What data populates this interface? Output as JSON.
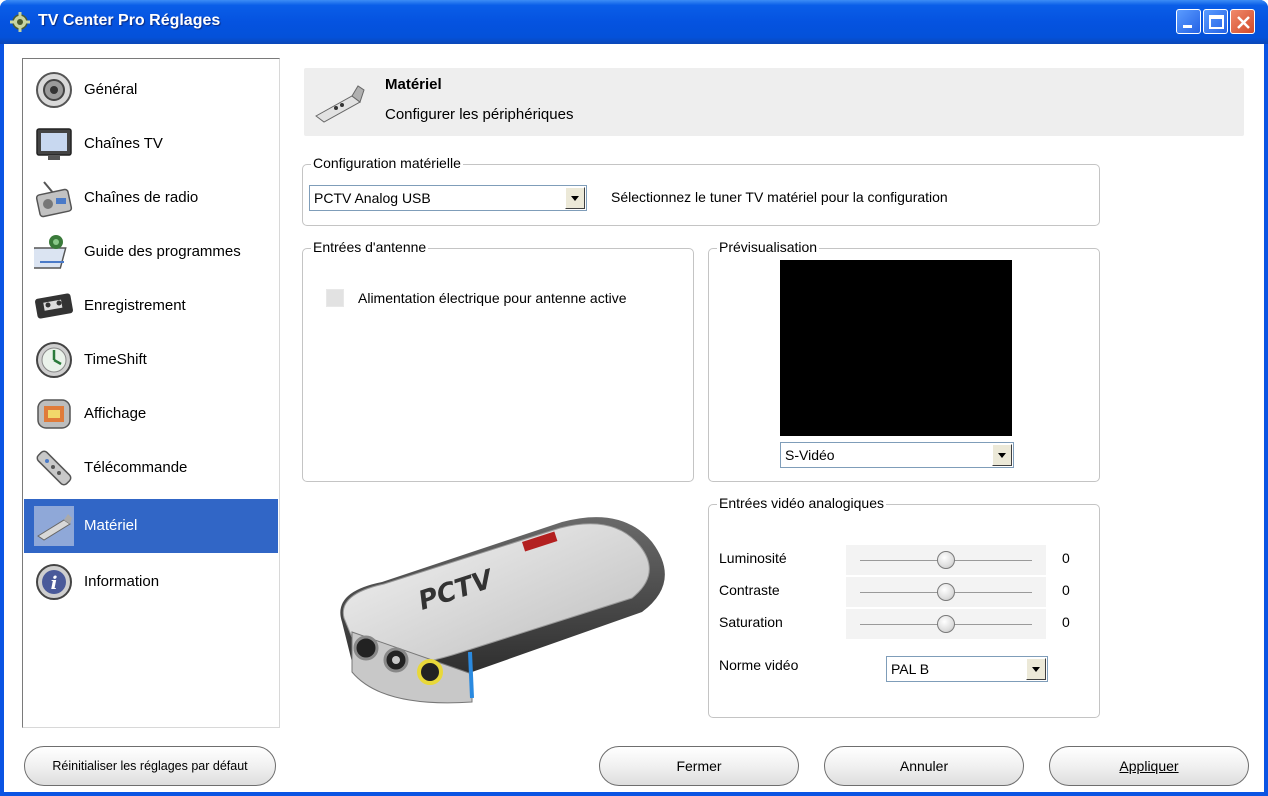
{
  "window": {
    "title": "TV Center Pro Réglages"
  },
  "sidebar": {
    "items": [
      {
        "label": "Général",
        "icon": "speaker-icon"
      },
      {
        "label": "Chaînes TV",
        "icon": "tv-monitor-icon"
      },
      {
        "label": "Chaînes de radio",
        "icon": "radio-icon"
      },
      {
        "label": "Guide des programmes",
        "icon": "program-guide-icon"
      },
      {
        "label": "Enregistrement",
        "icon": "vhs-tape-icon"
      },
      {
        "label": "TimeShift",
        "icon": "clock-icon"
      },
      {
        "label": "Affichage",
        "icon": "display-icon"
      },
      {
        "label": "Télécommande",
        "icon": "remote-control-icon"
      },
      {
        "label": "Matériel",
        "icon": "hardware-icon",
        "selected": true
      },
      {
        "label": "Information",
        "icon": "info-icon"
      }
    ]
  },
  "header": {
    "title": "Matériel",
    "subtitle": "Configurer les périphériques"
  },
  "hardware_config": {
    "legend": "Configuration matérielle",
    "tuner_value": "PCTV Analog USB",
    "hint": "Sélectionnez le tuner TV matériel pour la configuration"
  },
  "antenna": {
    "legend": "Entrées d'antenne",
    "power_label": "Alimentation électrique pour antenne active",
    "power_checked": false
  },
  "preview": {
    "legend": "Prévisualisation",
    "source_value": "S-Vidéo"
  },
  "analog_video": {
    "legend": "Entrées vidéo analogiques",
    "brightness_label": "Luminosité",
    "brightness_value": "0",
    "contrast_label": "Contraste",
    "contrast_value": "0",
    "saturation_label": "Saturation",
    "saturation_value": "0",
    "slider_position_fraction": 0.5,
    "norm_label": "Norme vidéo",
    "norm_value": "PAL B"
  },
  "footer": {
    "reset_label": "Réinitialiser les réglages par défaut",
    "close_label": "Fermer",
    "cancel_label": "Annuler",
    "apply_label": "Appliquer"
  },
  "colors": {
    "titlebar": "#0553e0",
    "selection": "#3166c6",
    "header_bg": "#eeeeee"
  }
}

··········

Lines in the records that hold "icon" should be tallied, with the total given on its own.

-- WORKED SOLUTION --
10